**Data extracted from a collection:**
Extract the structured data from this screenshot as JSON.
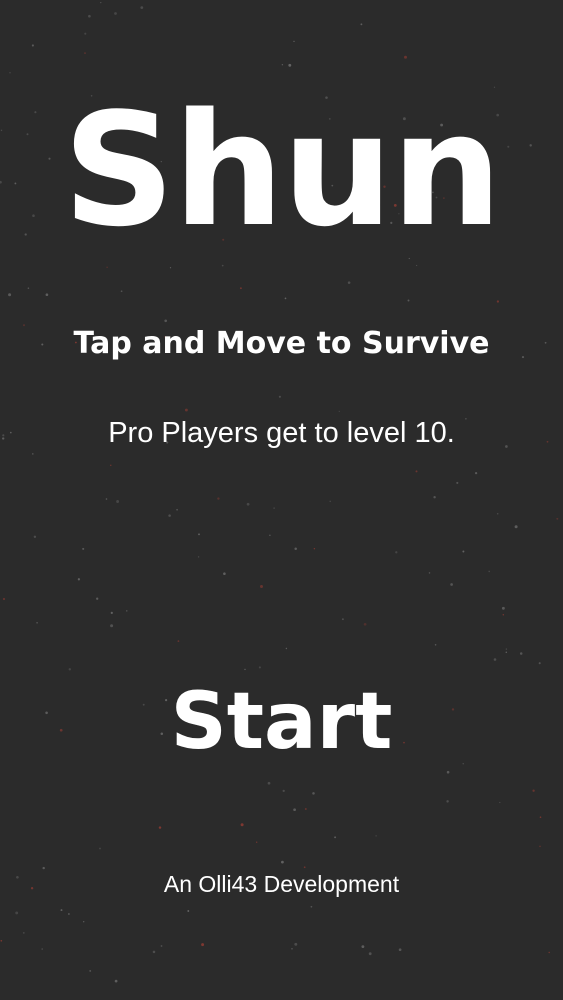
{
  "game": {
    "title": "Shun",
    "tagline": "Tap and Move to Survive",
    "hint": "Pro Players get to level 10.",
    "start_label": "Start",
    "credits": "An Olli43 Development"
  },
  "colors": {
    "background": "#2b2b2b",
    "text": "#ffffff",
    "star_light": "#6a6a6a",
    "star_red": "#8a3a32"
  }
}
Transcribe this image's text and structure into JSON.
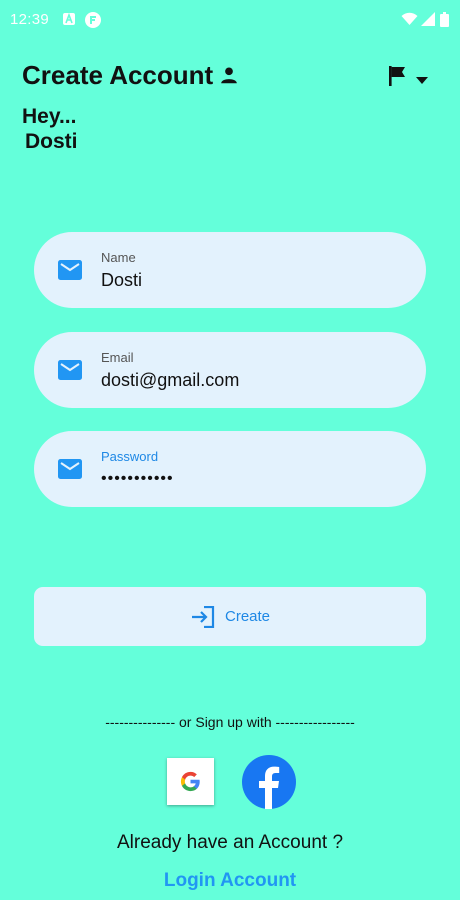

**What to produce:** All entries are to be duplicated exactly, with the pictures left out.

**Response to the task:**
Extract the structured data from this screenshot as JSON.
{
  "game": {
    "title": "Shun",
    "tagline": "Tap and Move to Survive",
    "hint": "Pro Players get to level 10.",
    "start_label": "Start",
    "credits": "An Olli43 Development"
  },
  "colors": {
    "background": "#2b2b2b",
    "text": "#ffffff",
    "star_light": "#6a6a6a",
    "star_red": "#8a3a32"
  }
}
Transcribe this image's text and structure into JSON.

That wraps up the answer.